> EXERCISE GOAL
Go over the records and copy every line with the string "title".

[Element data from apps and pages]

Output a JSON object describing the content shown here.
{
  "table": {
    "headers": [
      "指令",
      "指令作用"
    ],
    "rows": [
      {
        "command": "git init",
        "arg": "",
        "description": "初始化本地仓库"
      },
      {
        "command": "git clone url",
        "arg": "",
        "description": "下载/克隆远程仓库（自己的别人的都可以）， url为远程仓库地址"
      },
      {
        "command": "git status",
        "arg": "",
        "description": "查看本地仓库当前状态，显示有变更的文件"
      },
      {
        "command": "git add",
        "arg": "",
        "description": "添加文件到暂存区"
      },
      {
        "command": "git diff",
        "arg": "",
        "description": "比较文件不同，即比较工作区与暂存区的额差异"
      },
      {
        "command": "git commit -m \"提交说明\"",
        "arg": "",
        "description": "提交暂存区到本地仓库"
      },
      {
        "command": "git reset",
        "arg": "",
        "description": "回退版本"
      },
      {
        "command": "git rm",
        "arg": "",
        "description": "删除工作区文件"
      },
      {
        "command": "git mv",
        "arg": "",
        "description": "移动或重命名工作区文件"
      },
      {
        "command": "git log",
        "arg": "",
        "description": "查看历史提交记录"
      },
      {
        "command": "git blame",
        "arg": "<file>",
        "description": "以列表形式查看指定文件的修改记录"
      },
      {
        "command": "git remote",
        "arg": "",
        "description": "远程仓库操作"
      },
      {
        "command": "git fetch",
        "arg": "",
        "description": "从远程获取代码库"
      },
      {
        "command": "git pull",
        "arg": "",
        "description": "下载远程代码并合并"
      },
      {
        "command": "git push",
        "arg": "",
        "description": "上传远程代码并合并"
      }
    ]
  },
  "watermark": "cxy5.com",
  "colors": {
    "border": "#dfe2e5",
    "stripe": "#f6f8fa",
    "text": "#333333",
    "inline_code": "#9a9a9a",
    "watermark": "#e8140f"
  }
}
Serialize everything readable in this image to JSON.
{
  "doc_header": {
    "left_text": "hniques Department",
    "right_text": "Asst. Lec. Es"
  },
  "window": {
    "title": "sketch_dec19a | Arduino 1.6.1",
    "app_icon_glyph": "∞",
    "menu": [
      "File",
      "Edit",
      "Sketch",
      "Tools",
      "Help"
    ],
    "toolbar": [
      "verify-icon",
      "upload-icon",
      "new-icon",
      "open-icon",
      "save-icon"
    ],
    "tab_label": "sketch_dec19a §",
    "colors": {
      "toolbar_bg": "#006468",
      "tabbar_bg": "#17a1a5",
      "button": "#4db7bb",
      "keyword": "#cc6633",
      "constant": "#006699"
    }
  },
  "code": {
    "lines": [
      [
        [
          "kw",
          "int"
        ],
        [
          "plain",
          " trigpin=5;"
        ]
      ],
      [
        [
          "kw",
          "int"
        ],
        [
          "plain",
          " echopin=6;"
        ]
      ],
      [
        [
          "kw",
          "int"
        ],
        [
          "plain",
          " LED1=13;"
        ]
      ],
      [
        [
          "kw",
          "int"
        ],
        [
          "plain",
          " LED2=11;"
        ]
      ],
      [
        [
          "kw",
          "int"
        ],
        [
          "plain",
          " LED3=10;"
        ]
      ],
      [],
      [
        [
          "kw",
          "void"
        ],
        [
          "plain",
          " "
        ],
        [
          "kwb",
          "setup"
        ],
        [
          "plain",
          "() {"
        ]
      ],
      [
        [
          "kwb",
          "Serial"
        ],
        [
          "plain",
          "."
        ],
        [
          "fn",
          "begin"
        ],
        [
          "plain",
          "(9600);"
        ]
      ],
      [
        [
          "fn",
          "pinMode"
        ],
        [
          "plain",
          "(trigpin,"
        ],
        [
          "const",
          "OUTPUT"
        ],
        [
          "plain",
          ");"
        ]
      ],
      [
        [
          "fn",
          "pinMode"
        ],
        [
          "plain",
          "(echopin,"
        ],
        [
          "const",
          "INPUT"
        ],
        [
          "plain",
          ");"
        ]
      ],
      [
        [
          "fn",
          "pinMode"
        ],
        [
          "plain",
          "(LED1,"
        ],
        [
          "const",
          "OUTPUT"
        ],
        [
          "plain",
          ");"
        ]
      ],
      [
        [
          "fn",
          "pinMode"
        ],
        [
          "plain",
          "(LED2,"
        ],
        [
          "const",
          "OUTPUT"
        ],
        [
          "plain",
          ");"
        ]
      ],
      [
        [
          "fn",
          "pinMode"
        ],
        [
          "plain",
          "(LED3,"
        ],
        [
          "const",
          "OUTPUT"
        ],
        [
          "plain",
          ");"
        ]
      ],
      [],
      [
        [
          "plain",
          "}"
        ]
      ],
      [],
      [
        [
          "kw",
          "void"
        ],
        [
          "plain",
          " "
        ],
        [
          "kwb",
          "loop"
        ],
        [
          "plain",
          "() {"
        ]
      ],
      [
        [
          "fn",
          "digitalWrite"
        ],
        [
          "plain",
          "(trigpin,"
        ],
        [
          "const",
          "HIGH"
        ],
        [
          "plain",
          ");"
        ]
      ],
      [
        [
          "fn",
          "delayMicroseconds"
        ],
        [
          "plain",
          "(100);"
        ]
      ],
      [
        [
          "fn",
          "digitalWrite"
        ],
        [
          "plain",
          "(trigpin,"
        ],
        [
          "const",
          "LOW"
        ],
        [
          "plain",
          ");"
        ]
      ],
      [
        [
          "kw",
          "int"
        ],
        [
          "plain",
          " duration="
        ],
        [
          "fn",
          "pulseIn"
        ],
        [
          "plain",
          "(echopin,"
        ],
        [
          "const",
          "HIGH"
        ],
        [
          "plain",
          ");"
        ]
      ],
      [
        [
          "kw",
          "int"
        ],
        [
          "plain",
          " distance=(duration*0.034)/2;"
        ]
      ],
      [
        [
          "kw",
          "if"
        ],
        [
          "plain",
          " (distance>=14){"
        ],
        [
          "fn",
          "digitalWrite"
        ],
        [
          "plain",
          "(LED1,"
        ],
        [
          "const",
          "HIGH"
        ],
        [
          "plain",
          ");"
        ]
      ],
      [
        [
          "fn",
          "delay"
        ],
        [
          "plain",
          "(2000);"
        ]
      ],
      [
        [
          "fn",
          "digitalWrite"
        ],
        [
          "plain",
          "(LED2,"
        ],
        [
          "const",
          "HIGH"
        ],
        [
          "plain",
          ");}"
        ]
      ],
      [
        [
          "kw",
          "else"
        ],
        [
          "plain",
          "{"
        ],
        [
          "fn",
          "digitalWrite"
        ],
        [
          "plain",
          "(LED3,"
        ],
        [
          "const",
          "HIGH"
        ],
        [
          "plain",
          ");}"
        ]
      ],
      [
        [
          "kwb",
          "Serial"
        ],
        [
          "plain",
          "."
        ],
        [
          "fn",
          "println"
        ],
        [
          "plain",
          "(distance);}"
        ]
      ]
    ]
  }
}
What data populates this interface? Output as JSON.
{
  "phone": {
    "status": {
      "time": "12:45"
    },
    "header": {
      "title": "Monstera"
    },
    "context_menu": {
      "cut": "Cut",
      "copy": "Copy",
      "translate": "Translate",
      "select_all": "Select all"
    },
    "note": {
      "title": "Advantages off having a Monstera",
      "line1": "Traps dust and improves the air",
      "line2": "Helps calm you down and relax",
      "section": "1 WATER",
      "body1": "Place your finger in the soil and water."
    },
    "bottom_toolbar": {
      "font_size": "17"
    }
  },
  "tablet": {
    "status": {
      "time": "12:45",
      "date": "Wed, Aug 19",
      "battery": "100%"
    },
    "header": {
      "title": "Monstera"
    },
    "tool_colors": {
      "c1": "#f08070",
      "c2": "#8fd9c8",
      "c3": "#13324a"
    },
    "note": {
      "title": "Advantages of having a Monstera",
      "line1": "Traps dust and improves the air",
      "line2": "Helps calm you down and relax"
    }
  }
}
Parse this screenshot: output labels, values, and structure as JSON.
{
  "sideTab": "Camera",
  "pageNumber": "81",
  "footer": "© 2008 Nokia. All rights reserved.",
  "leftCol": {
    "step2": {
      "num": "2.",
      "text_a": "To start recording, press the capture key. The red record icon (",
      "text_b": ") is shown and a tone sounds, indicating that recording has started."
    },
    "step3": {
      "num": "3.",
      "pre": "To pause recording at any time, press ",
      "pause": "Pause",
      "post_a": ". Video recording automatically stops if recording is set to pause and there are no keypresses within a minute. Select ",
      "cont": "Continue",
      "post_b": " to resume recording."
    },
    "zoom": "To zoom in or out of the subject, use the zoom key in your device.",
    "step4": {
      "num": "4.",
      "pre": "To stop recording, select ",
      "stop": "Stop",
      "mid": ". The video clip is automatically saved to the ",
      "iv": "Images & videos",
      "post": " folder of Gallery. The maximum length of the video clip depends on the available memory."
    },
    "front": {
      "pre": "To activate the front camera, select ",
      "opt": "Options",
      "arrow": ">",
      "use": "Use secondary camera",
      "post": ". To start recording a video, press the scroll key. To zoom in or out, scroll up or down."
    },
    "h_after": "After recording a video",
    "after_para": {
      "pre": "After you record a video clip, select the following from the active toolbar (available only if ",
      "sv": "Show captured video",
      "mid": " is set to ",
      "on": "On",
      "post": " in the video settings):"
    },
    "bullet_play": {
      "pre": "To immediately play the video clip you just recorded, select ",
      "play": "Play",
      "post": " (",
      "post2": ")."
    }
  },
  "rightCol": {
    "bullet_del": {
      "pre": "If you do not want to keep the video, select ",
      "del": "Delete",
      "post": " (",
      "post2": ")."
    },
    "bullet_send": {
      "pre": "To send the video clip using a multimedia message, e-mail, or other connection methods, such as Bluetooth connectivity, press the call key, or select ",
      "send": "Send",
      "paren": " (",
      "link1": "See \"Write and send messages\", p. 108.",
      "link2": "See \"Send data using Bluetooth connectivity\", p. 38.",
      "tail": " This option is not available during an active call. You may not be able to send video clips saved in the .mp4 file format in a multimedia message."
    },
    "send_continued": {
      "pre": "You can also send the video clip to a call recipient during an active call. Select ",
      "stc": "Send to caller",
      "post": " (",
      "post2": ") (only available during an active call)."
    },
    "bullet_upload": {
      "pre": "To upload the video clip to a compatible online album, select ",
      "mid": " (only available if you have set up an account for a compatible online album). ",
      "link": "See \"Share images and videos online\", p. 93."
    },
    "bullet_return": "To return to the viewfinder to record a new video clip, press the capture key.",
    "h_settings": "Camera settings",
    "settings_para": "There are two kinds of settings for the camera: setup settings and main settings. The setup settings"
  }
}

> WRITTEN SOLUTION
    "title": "sketch_dec19a | Arduino 1.6.1",
      "title": "Monstera"
      "title": "Advantages off having a Monstera",
      "title": "Monstera"
      "title": "Advantages of having a Monstera",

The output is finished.